Energy Conservations and Transformations with Two Objects

In summary, two masses of 350g and 175g are attached by a light string and hanging from a frictionless pulley. The 350g mass is initially at a height of 1.5m above the ground. The question is asking for the final speed of the system when the 350g mass hits the ground. Using the formula E2=E1, the change in gravitational potential energy for each mass can be calculated and added together to determine the final speed.
  • #1
alexphysics
3
0

Homework Statement



Masses of 350g and 175g are attached by a light string and hanging straight down from a light frictionless pulley. The 350g mass is 1.5m above the ground. What speed will the system have when the 350g mass hits the ground.

My attempt at a data list is (after i drew a diagram)

mA=350g
mB=175g
vA1=0m/s
vA2=?
hA1=1.5m
hA2=0m

Assume Gravity is 9.8m/s [down]



Homework Equations



Wnc=E2-E1
E2=E1



The Attempt at a Solution



I can not figure out how to figure out this question as I am not sure how my formula should look to include both masses in the situation.
 
Physics news on Phys.org
  • #2
The two masses are connected by a string, so they have the same speed. And if one goes down, the other goes up by the same distance.

How does the gravitational potential energy change, when the masses move? Figure out the change for each mass and add them.
 
  • #3
so should i be using the formula E2=E1 to figure it out?
 
  • #4
Sure. Where E is the total mechanical energy.
 

Related to Energy Conservations and Transformations with Two Objects

1. What is energy conservation and transformation?

Energy conservation is the principle that energy cannot be created or destroyed, but can only be transformed from one form to another.
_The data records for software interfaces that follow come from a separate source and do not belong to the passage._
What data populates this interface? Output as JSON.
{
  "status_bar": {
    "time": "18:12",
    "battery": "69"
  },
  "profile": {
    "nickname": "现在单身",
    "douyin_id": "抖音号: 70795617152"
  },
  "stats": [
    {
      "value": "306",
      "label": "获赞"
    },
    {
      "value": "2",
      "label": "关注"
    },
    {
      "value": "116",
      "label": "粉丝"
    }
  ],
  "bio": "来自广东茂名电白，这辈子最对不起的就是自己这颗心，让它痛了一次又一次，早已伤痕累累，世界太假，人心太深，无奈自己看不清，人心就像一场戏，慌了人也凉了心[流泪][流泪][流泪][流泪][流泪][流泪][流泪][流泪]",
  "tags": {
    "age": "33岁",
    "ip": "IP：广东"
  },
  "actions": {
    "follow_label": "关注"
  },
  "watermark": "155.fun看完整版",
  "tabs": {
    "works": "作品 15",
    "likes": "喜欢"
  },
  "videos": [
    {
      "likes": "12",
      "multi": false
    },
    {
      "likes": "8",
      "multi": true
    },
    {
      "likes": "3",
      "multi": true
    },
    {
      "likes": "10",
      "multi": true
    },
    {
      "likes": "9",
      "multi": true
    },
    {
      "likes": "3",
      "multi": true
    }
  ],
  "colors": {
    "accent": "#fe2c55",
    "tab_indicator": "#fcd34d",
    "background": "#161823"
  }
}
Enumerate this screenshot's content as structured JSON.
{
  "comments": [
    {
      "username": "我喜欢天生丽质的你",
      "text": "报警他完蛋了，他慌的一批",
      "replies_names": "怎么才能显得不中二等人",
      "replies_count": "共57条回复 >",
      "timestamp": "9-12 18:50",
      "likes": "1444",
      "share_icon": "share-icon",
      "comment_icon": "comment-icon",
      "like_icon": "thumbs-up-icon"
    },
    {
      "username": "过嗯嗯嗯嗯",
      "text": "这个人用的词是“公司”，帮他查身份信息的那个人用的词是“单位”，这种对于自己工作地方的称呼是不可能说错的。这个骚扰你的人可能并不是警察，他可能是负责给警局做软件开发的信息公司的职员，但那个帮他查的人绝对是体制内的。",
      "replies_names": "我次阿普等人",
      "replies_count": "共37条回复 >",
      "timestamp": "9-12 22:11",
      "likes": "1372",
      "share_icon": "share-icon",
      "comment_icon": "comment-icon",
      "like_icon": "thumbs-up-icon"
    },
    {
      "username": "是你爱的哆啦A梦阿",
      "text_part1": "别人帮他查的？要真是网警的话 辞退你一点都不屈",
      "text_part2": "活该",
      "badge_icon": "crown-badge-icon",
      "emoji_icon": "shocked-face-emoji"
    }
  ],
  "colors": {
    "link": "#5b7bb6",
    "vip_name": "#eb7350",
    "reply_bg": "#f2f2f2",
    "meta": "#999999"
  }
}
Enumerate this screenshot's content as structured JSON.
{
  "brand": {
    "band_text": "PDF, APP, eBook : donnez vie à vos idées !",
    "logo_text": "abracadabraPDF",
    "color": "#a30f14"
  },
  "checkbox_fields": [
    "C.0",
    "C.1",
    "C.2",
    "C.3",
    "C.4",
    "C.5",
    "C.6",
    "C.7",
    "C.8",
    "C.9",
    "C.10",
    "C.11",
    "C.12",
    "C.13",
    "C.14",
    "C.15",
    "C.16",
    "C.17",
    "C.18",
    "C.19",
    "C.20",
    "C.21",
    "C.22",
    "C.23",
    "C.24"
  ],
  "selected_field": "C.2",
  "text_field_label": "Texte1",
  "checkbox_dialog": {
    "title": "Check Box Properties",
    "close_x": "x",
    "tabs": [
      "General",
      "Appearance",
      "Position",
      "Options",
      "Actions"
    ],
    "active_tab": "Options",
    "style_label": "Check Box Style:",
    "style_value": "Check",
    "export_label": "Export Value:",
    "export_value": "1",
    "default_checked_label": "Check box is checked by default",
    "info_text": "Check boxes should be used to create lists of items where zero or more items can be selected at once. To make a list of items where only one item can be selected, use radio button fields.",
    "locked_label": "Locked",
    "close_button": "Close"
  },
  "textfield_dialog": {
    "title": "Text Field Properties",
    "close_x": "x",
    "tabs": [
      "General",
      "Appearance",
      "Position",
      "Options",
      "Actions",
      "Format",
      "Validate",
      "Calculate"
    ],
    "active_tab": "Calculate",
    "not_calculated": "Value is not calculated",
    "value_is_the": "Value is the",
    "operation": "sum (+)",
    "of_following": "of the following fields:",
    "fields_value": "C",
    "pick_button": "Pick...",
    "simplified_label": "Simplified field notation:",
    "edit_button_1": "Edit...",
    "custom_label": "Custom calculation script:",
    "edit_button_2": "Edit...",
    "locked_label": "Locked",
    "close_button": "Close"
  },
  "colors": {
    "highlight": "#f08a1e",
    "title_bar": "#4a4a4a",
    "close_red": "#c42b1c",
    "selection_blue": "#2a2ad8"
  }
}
In the context of two objects, energy conservation means that the total energy of the two objects remains constant, even as it may change forms.

2. How does energy conservation apply to two objects?

In a system with two objects, the total energy of the system remains constant. This means that if one object gains energy, the other object must lose an equal amount of energy in order to maintain the total energy of the system.

3. What are some examples of energy transformations between two objects?

Some examples of energy transformations between two objects include a pendulum swinging back and forth, a ball bouncing on the ground, and a car colliding with another car.

4. How is the conservation of energy related to the law of thermodynamics?

The conservation of energy is the first law of thermodynamics, which states that energy cannot be created or destroyed, only transformed. This law applies to all systems, including those with two objects where energy is constantly being exchanged between the two objects.

5. What factors influence the efficiency of energy transformations between two objects?

The efficiency of energy transformations between two objects depends on factors such as the types of energy involved, the properties of the objects, and the presence of external forces such as friction. The ideal efficiency of energy transformations is 100%, but in reality, there will always be some energy lost in the form of heat or other forms of energy.

Similar threads

  • Introductory Physics Homework Help
Replies
9
Views
1K
  • Introductory Physics Homework Help
Replies
6
Views
4K
  • Introductory Physics Homework Help
Replies
1
Views
713
Replies
33
Views
3K
  • Introductory Physics Homework Help
Replies
5
Views
1K
  • Introductory Physics Homework Help
Replies
4
Views
3K
Replies
2
Views
2K
  • Introductory Physics Homework Help
Replies
9
Views
2K
  • Introductory Physics Homework Help
Replies
18
Views
2K
  • Introductory Physics Homework Help
Replies
3
Views
1K
Back
Top